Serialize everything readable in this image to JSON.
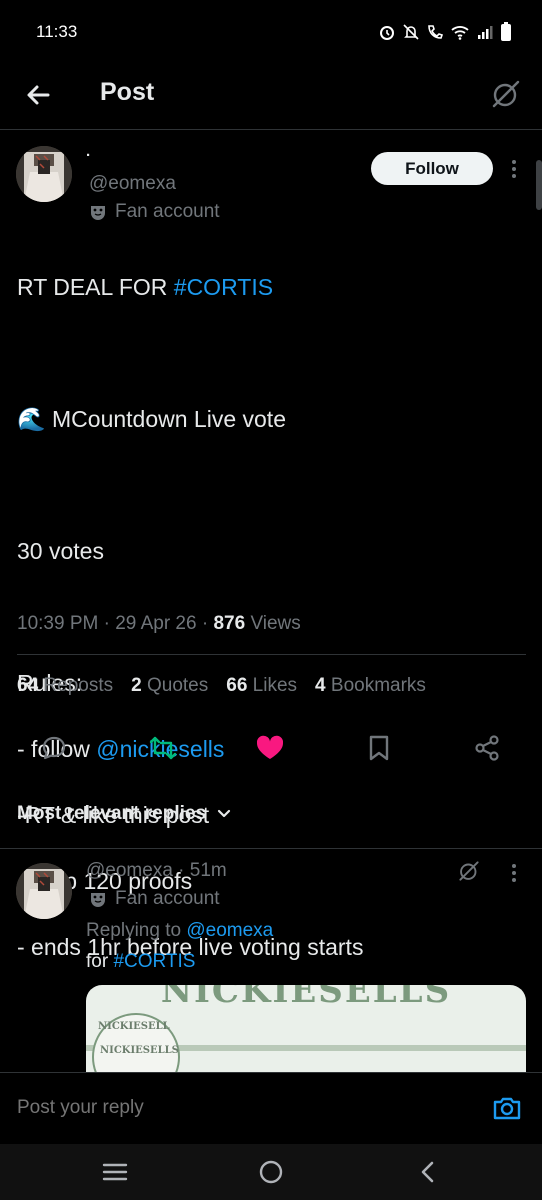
{
  "status_bar": {
    "time": "11:33",
    "icons": [
      "alarm-icon",
      "mute-icon",
      "wifi-call-icon",
      "wifi-icon",
      "signal-icon",
      "battery-icon"
    ]
  },
  "header": {
    "title": "Post",
    "back_icon": "arrow-left-icon",
    "grok_icon": "grok-icon"
  },
  "post": {
    "author_name": ".",
    "handle": "@eomexa",
    "label": "Fan account",
    "follow_label": "Follow",
    "text_line1_plain": "RT DEAL FOR ",
    "text_line1_hashtag": "#CORTIS",
    "text_line2": "🌊 MCountdown Live vote",
    "text_line3": "30 votes",
    "rules_title": "Rules:",
    "rule1_plain": "- follow ",
    "rule1_mention": "@nickiesells",
    "rule2": "-RT & like this post",
    "rule3": "- drop 120 proofs",
    "rule4": "- ends 1hr before live voting starts",
    "time": "10:39 PM",
    "date": "29 Apr 26",
    "views_count": "876",
    "views_label": "Views",
    "sep": "·"
  },
  "stats": [
    {
      "count": "64",
      "label": "Reposts"
    },
    {
      "count": "2",
      "label": "Quotes"
    },
    {
      "count": "66",
      "label": "Likes"
    },
    {
      "count": "4",
      "label": "Bookmarks"
    }
  ],
  "actions": [
    "reply-icon",
    "repost-icon",
    "like-icon",
    "bookmark-icon",
    "share-icon"
  ],
  "colors": {
    "accent": "#1d9bf0",
    "repost_active": "#00ba7c",
    "like_active": "#f91880",
    "background": "#000000",
    "divider": "#2f3336"
  },
  "replies": {
    "sort_label": "Most relevant replies",
    "items": [
      {
        "handle": "@eomexa",
        "time": "51m",
        "sep": "·",
        "label": "Fan account",
        "replying_prefix": "Replying to",
        "replying_to": "@eomexa",
        "text_plain": "for ",
        "text_hashtag": "#CORTIS",
        "media_text_big": "NICKIESELLS",
        "media_text_small_1": "NICKIESELL",
        "media_text_small_2": "NICKIESELLS"
      }
    ]
  },
  "reply_box": {
    "placeholder": "Post your reply"
  }
}
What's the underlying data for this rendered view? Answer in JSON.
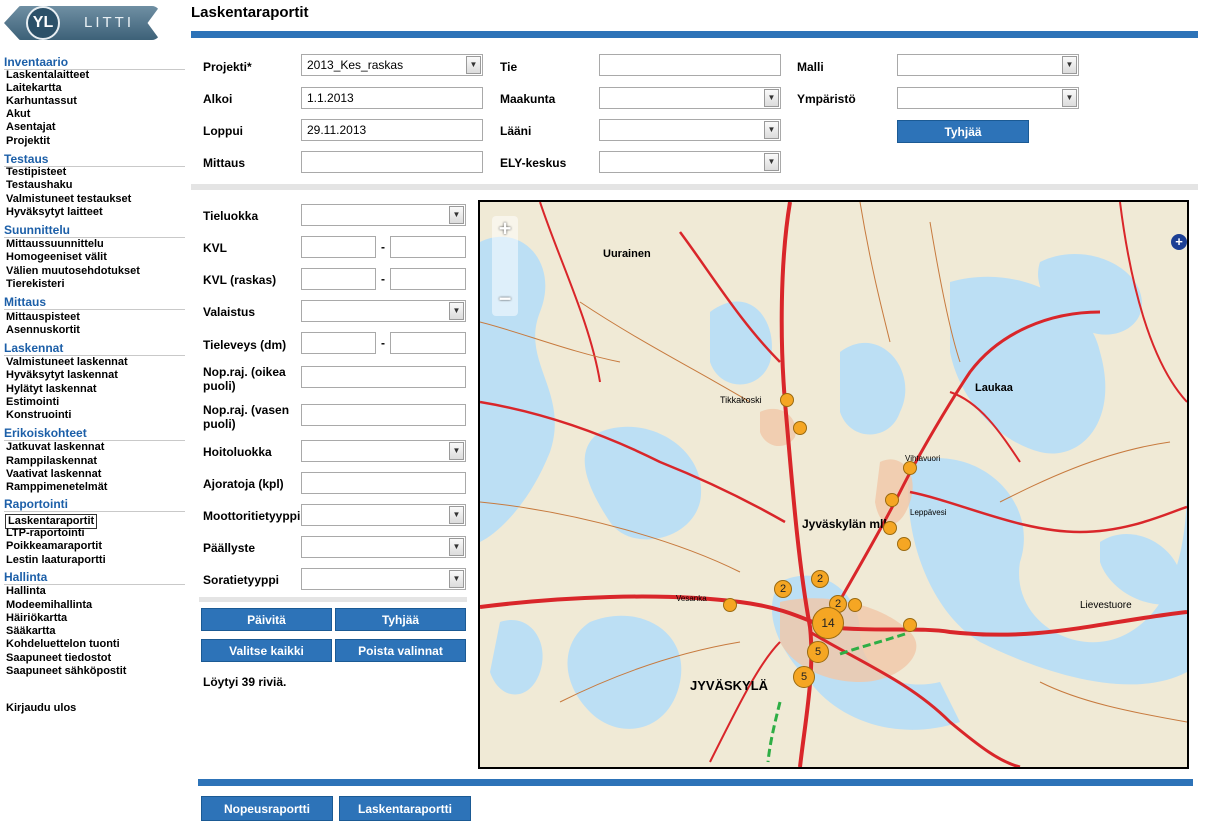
{
  "logo": {
    "initials": "YL",
    "word": "LITTI"
  },
  "page_title": "Laskentaraportit",
  "nav": {
    "sections": [
      {
        "title": "Inventaario",
        "items": [
          "Laskentalaitteet",
          "Laitekartta",
          "Karhuntassut",
          "Akut",
          "Asentajat",
          "Projektit"
        ]
      },
      {
        "title": "Testaus",
        "items": [
          "Testipisteet",
          "Testaushaku",
          "Valmistuneet testaukset",
          "Hyväksytyt laitteet"
        ]
      },
      {
        "title": "Suunnittelu",
        "items": [
          "Mittaussuunnittelu",
          "Homogeeniset välit",
          "Välien muutosehdotukset",
          "Tierekisteri"
        ]
      },
      {
        "title": "Mittaus",
        "items": [
          "Mittauspisteet",
          "Asennuskortit"
        ]
      },
      {
        "title": "Laskennat",
        "items": [
          "Valmistuneet laskennat",
          "Hyväksytyt laskennat",
          "Hylätyt laskennat",
          "Estimointi",
          "Konstruointi"
        ]
      },
      {
        "title": "Erikoiskohteet",
        "items": [
          "Jatkuvat laskennat",
          "Ramppilaskennat",
          "Vaativat laskennat",
          "Ramppimenetelmät"
        ]
      },
      {
        "title": "Raportointi",
        "items": [
          "Laskentaraportit",
          "LTP-raportointi",
          "Poikkeamaraportit",
          "Lestin laaturaportti"
        ]
      },
      {
        "title": "Hallinta",
        "items": [
          "Hallinta",
          "Modeemihallinta",
          "Häiriökartta",
          "Sääkartta",
          "Kohdeluettelon tuonti",
          "Saapuneet tiedostot",
          "Saapuneet sähköpostit"
        ]
      }
    ],
    "active": "Laskentaraportit",
    "logout": "Kirjaudu ulos"
  },
  "filters_top": {
    "projekti": {
      "label": "Projekti*",
      "value": "2013_Kes_raskas"
    },
    "alkoi": {
      "label": "Alkoi",
      "value": "1.1.2013"
    },
    "loppui": {
      "label": "Loppui",
      "value": "29.11.2013"
    },
    "mittaus": {
      "label": "Mittaus",
      "value": ""
    },
    "tie": {
      "label": "Tie",
      "value": ""
    },
    "maakunta": {
      "label": "Maakunta",
      "value": ""
    },
    "laani": {
      "label": "Lääni",
      "value": ""
    },
    "ely": {
      "label": "ELY-keskus",
      "value": ""
    },
    "malli": {
      "label": "Malli",
      "value": ""
    },
    "ymparisto": {
      "label": "Ympäristö",
      "value": ""
    },
    "clear_button": "Tyhjää"
  },
  "filters_left": {
    "tieluokka": "Tieluokka",
    "kvl": "KVL",
    "kvl_raskas": "KVL (raskas)",
    "valaistus": "Valaistus",
    "tieleveys": "Tieleveys (dm)",
    "nopraj_oikea": "Nop.raj. (oikea puoli)",
    "nopraj_vasen": "Nop.raj. (vasen puoli)",
    "hoitoluokka": "Hoitoluokka",
    "ajoratoja": "Ajoratoja (kpl)",
    "moottoritietyyppi": "Moottoritietyyppi",
    "paallyste": "Päällyste",
    "soratietyyppi": "Soratietyyppi",
    "range_sep": "-"
  },
  "actions": {
    "paivita": "Päivitä",
    "tyhjaa": "Tyhjää",
    "valitse_kaikki": "Valitse kaikki",
    "poista_valinnat": "Poista valinnat",
    "result_text": "Löytyi 39 riviä."
  },
  "map": {
    "zoom_in": "+",
    "zoom_out": "−",
    "corner_icon": "+",
    "place_labels": [
      "Uurainen",
      "Laukaa",
      "Tikkakoski",
      "Jyväskylän mlk",
      "JYVÄSKYLÄ",
      "Lievestuore",
      "Vihtavuori",
      "Leppävesi",
      "Vesanka"
    ],
    "clusters": [
      "2",
      "2",
      "2",
      "14",
      "5",
      "5"
    ],
    "colors": {
      "marker": "#f5a623",
      "road": "#d9262a",
      "water": "#bcdff4",
      "land": "#f2ecd9"
    }
  },
  "bottom": {
    "nopeusraportti": "Nopeusraportti",
    "laskentaraportti": "Laskentaraportti"
  }
}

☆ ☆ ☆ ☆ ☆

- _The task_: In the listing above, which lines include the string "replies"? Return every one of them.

- _Result of the exercise_:
  "replies": {
    "sort_label": "Most relevant replies",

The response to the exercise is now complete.